Let’s face it, preschoolers are much more kinesthetic (i.e. hands on) in their approach to learning. When my very active son was learning his letters, I needed a way to keep him engaged and learning that would not stifle his interest or force him to be still for long periods of time.
We created an alphabet notebook, and you can too!
Materials needed to make and alphabet book
Here are the things you will need. No need to get fancy. Preschoolers are usually not impressed by that. Functional is key for this activity.
- A notebook of any kind with 55+ pages (8.5″ x 11″ is a great size because it gives them lots of room. lines or unlined doesn’t matter.)
- A marker or pen
- Sandwich bag
- Old magazines, workbooks or newspapers
- Stickers – optional
- Page tabs – optional (we actually used masking tape in the example pictured)
Creating the alphabet book
We opened our notebook to the first two page spread and wrote a big letter “A” and a small letter “a” at the top. Then we moved to the next two page spread and did the same with B, etc. Later we wished we’d had an even bigger notebook to leave 4 full pages for each letter, so you might consider that.

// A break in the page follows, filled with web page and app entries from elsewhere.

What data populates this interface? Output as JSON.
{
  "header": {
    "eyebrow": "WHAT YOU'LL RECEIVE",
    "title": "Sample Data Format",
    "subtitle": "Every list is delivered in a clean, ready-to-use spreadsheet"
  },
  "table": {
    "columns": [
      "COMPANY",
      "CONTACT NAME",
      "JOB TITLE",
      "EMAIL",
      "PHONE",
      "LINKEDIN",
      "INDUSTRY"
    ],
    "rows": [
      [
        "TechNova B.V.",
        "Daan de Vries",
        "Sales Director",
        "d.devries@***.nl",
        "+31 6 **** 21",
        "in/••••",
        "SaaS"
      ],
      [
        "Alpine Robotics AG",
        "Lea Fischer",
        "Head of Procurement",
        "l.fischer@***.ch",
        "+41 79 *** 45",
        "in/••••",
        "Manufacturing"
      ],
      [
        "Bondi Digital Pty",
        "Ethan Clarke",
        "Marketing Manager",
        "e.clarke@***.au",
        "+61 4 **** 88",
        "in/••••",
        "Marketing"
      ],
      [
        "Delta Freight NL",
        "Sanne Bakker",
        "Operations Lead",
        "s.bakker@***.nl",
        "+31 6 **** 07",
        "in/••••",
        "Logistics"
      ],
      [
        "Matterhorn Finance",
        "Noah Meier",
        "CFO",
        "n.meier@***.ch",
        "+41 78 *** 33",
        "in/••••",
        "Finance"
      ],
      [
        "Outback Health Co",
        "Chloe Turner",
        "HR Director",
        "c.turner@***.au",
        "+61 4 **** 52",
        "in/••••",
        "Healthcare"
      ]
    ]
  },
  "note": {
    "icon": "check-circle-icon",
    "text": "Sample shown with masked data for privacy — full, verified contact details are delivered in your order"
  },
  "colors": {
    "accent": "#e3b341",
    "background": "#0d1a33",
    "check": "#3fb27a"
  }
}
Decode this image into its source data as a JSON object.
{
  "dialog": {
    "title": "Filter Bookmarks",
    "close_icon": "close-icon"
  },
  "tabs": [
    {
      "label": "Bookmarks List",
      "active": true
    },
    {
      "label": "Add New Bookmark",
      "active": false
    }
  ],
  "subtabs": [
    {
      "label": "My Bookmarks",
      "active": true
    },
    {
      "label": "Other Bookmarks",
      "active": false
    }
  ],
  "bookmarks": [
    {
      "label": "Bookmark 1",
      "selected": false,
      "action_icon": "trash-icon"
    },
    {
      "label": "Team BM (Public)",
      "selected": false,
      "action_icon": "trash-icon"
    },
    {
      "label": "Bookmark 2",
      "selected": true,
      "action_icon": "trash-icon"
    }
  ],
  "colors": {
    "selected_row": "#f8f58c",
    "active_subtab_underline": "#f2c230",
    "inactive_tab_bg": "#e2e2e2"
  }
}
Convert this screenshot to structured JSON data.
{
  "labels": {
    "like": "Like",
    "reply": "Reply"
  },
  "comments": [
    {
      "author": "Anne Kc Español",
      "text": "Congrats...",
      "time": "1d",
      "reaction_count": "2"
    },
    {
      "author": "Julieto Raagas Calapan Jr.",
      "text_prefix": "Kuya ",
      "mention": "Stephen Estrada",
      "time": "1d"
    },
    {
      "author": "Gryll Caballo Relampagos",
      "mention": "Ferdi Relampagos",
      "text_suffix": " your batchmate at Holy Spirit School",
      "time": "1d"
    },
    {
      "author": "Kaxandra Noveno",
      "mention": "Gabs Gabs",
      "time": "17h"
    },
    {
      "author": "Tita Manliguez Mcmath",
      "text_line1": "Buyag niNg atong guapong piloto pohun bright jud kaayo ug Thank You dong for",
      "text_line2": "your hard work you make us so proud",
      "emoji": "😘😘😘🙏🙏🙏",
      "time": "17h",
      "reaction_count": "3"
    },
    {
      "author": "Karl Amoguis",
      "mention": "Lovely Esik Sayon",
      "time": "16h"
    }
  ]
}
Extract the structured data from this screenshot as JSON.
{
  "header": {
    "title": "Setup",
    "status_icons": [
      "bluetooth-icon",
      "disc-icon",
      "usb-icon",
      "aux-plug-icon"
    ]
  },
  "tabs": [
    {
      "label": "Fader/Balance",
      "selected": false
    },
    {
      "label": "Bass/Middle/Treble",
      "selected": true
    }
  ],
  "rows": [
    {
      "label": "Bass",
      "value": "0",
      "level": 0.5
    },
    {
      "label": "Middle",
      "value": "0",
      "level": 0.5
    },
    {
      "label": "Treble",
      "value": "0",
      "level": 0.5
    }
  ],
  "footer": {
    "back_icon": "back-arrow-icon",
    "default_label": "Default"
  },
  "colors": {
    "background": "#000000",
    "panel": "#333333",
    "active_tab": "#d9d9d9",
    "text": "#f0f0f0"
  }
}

If you’d like to add the page tabs with the letter printed on each, this helps the student find the letter pages later and helps them grasp the sequential nature of the alphabet, as well.
Then, we cut out all kinds of pictures of things (one thing per picture if possible) from completed workbook and activity pages and added them to our plastic sandwich page for safe keeping.
The Alphabet Book Activities
For this activity, we chose a letter to study and went through our bag of pre-cut pictures/ or sticker pack to find all of the things starting with this letter. Then, we glued them on the corresponding letter page of the Alphabet Book. If your preschooler is advanced, you can also write out the word next to the picture, so the student can see the letters and spell the whole word, identifying each letter.
Random Alphabet Fun
For this activity, we we pulled random pictures from the sandwich bag or random stickers from the sticker pack, decided which letter it started with, found that letter page, and stuck it on the page. This is the easier activity to do when you are short on time.
If you’re using proper name stickers like Disney’s Elsa and Anna, you can let your student choose to put them on the E and A pages for their names, or on the G page for girl.
The fun thing is that you can always find more pictures/stickers to add to your notebook, and when you finish the semester or school year, the student has a whole alphabet book that he made, and is his own picture dictionary. This activity might also work well when combined with the Letter of the Week activities found here.
Most days you’ll find Katie Hornor answering client emails or working on her next book in the front room coffee shop of their 250 year old home in tropical Mexico. She’s a Christian author, curriculum writer, speaker, missionary, homeschool Mom of 5, and founder of TheBlogConnection.com. Get to know her family and homeschool resources here.